The task
Exactly as they appear, output all of the records. Skip any images.

Information
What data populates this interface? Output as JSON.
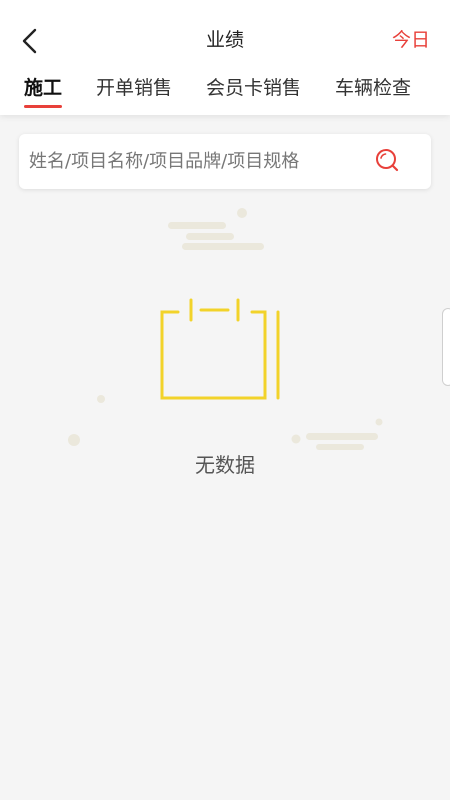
{
  "header": {
    "title": "业绩",
    "back_icon": "chevron-left-icon",
    "today_label": "今日"
  },
  "tabs": [
    {
      "label": "施工",
      "active": true
    },
    {
      "label": "开单销售",
      "active": false
    },
    {
      "label": "会员卡销售",
      "active": false
    },
    {
      "label": "车辆检查",
      "active": false
    }
  ],
  "search": {
    "placeholder": "姓名/项目名称/项目品牌/项目规格",
    "value": "",
    "icon": "search-icon"
  },
  "empty_state": {
    "icon": "empty-clipboard-icon",
    "text": "无数据"
  },
  "colors": {
    "accent": "#e8403a",
    "empty_icon": "#f2d32a",
    "cloud": "#ebe8dc"
  }
}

Response for this exercise
What data populates this interface? Output as JSON.
{
  "header": {
    "title": "业绩",
    "back_icon": "chevron-left-icon",
    "today_label": "今日"
  },
  "tabs": [
    {
      "label": "施工",
      "active": true
    },
    {
      "label": "开单销售",
      "active": false
    },
    {
      "label": "会员卡销售",
      "active": false
    },
    {
      "label": "车辆检查",
      "active": false
    }
  ],
  "search": {
    "placeholder": "姓名/项目名称/项目品牌/项目规格",
    "value": "",
    "icon": "search-icon"
  },
  "empty_state": {
    "icon": "empty-clipboard-icon",
    "text": "无数据"
  },
  "colors": {
    "accent": "#e8403a",
    "empty_icon": "#f2d32a",
    "cloud": "#ebe8dc"
  }
}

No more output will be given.